[38] The Oxford English Dictionary (online) defines the term “following” as meaning “[t]hat follows or moves after another”, “[t]hat comes after or next in order or in time; succeeding, subsequent, ensuing”, or “[a]s a sequel to, in succession to (an event), after”. Similarly, that term is defined in the Merriam‑Webster English Dictionary as signifying “being next in order or time” or “listed or shown next”.

[39] These definitions clearly indicate that the notice of assessment does not trigger the application of the GAAR, but is rather subsequent to it. This view is supported by a plain interpretation of the French version of the provision:

245(7) Malgré les autres dispositions de la présente loi, les attributs fiscaux d’une personne, par suite de l’application du présent article, ne peuvent être déterminés que par avis de cotisation, de nouvelle cotisation ou de cotisation supplémentaire ou que par avis d’un montant déterminé en application du paragraphe 152(1.11), compte tenu du présent article.

[Emphasis added.]

[40] The Nouveau Petit Robert considers “par suite de” to be synonymous with “à cause de” or “en conséquence de”. In the Larousse, it is defined as meaning “en raison de”. These synonyms unequivocally point towards a determination that an application of the GAAR must precede the notice of assessment.

[41] In light of both the English and French definitions above, it cannot be said that the tax liability pursuant to the GAAR is incurred as of the date of the notice of assessment.

[Footnotes omitted]

In the result the appeals were dismissed with, by prior agreement, one set of costs.

Comment: It is likely that this case will find its way to the Federal Court of Appeal.
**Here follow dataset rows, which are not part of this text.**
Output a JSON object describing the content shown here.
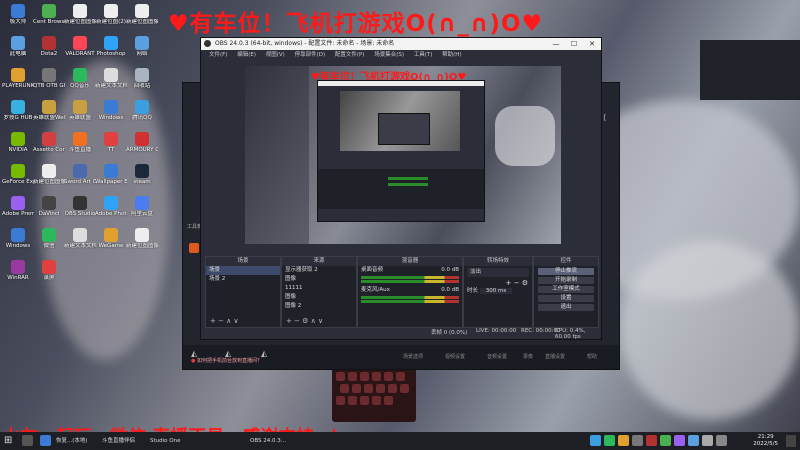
{
  "overlay": {
    "top_text": "♥有车位！飞机打游戏O(∩_∩)O♥",
    "bottom_text": "水友一起玩，微信 直播不易，感谢支持~！"
  },
  "desktop_icons": [
    {
      "label": "极大师",
      "color": "#3a7bd5"
    },
    {
      "label": "Cent Browser",
      "color": "#4caf50"
    },
    {
      "label": "新建位图图像",
      "color": "#eeeeee"
    },
    {
      "label": "新建位图(2)",
      "color": "#eeeeee"
    },
    {
      "label": "新建位图图像",
      "color": "#eeeeee"
    },
    {
      "label": "此电脑",
      "color": "#5aa0e0"
    },
    {
      "label": "Dota2",
      "color": "#b23232"
    },
    {
      "label": "VALORANT",
      "color": "#ff4655"
    },
    {
      "label": "Photoshop",
      "color": "#2fa3f7"
    },
    {
      "label": "网络",
      "color": "#5aa0e0"
    },
    {
      "label": "PLAYERUNKNOWN BATTLEGROUNDS",
      "color": "#e0a030"
    },
    {
      "label": "QTB OTB GUI",
      "color": "#777777"
    },
    {
      "label": "QQ音乐",
      "color": "#2eb85c"
    },
    {
      "label": "新建文本文档",
      "color": "#dddddd"
    },
    {
      "label": "回收站",
      "color": "#aab4c0"
    },
    {
      "label": "罗技G HUB",
      "color": "#3ab0e0"
    },
    {
      "label": "英雄联盟WeGame",
      "color": "#c8a040"
    },
    {
      "label": "英雄联盟",
      "color": "#c8a040"
    },
    {
      "label": "Windows",
      "color": "#3a7bd5"
    },
    {
      "label": "腾讯QQ",
      "color": "#3a9ee0"
    },
    {
      "label": "NVIDIA",
      "color": "#76b900"
    },
    {
      "label": "Assetto Corsa",
      "color": "#d04040"
    },
    {
      "label": "斗鱼直播",
      "color": "#f07020"
    },
    {
      "label": "TT",
      "color": "#e04040"
    },
    {
      "label": "ARMOURY CRATE",
      "color": "#d03030"
    },
    {
      "label": "GeForce Experience",
      "color": "#76b900"
    },
    {
      "label": "新建位图图像",
      "color": "#eeeeee"
    },
    {
      "label": "Sword Art Online",
      "color": "#4a6ab0"
    },
    {
      "label": "Wallpaper Engine",
      "color": "#3a7bd5"
    },
    {
      "label": "steam",
      "color": "#1b2838"
    },
    {
      "label": "Adobe Premiere",
      "color": "#9a60f0"
    },
    {
      "label": "DaVinci",
      "color": "#444444"
    },
    {
      "label": "OBS Studio",
      "color": "#333333"
    },
    {
      "label": "Adobe Photoshop",
      "color": "#2fa3f7"
    },
    {
      "label": "阿里云盘",
      "color": "#4a7ef0"
    },
    {
      "label": "Windows",
      "color": "#3a7bd5"
    },
    {
      "label": "微信",
      "color": "#2eb85c"
    },
    {
      "label": "新建文本文档",
      "color": "#dddddd"
    },
    {
      "label": "WeGame",
      "color": "#e0a030"
    },
    {
      "label": "新建位图图像",
      "color": "#eeeeee"
    },
    {
      "label": "WinRAR",
      "color": "#9a3aa0"
    },
    {
      "label": "录屏",
      "color": "#e04040"
    }
  ],
  "obs": {
    "title": "OBS 24.0.3 (64-bit, windows) - 配置文件: 未命名 - 场景: 未命名",
    "menu": [
      "文件(F)",
      "编辑(E)",
      "视图(V)",
      "停靠部件(D)",
      "配置文件(P)",
      "场景集合(S)",
      "工具(T)",
      "帮助(H)"
    ],
    "minimize": "—",
    "maximize": "☐",
    "close": "✕",
    "docks": {
      "scenes": {
        "title": "场景",
        "items": [
          "场景",
          "场景 2"
        ]
      },
      "sources": {
        "title": "来源",
        "items": [
          "显示器获取 2",
          "图像",
          "11111",
          "图像",
          "图像 2"
        ]
      },
      "mixer": {
        "title": "混音器",
        "channels": [
          {
            "name": "桌面音频",
            "db": "0.0 dB"
          },
          {
            "name": "麦克风/Aux",
            "db": "0.0 dB"
          }
        ]
      },
      "transitions": {
        "title": "转场特效",
        "type": "淡出",
        "duration_label": "时长",
        "duration": "300 ms"
      },
      "controls": {
        "title": "控件",
        "buttons": [
          "停止推流",
          "开始录制",
          "工作室模式",
          "设置",
          "退出"
        ]
      }
    },
    "statusbar": {
      "drop": "丢帧 0 (0.0%)",
      "live": "LIVE: 00:00:00",
      "rec": "REC: 00:00:00",
      "cpu": "CPU: 0.4%, 60.00 fps"
    }
  },
  "overlay_window": {
    "notice": "如何把手机前台放到直播间？",
    "tools": [
      "场景选项",
      "视频设置",
      "音频设置",
      "录像",
      "直播设置",
      "帮助"
    ]
  },
  "taskbar": {
    "items": [
      "恢复...(本地)",
      "斗鱼直播伴侣",
      "Studio One",
      "OBS 24.0.3..."
    ],
    "time": "21:29",
    "date": "2022/5/5"
  }
}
While the appellants’ argument has a certain intellectual attraction, i.e., interest should not run unless and until the Minister takes the affirmative step of recharacterizing the transaction(s) under GAAR, it also seems to run contrary to the grain of years of accepted tax jurisprudence that interest runs from the taxation years in question, not the date of the assessment or reassessment. If the decision is appealed it will be interesting to see what the Federal Court of Appeal makes of it.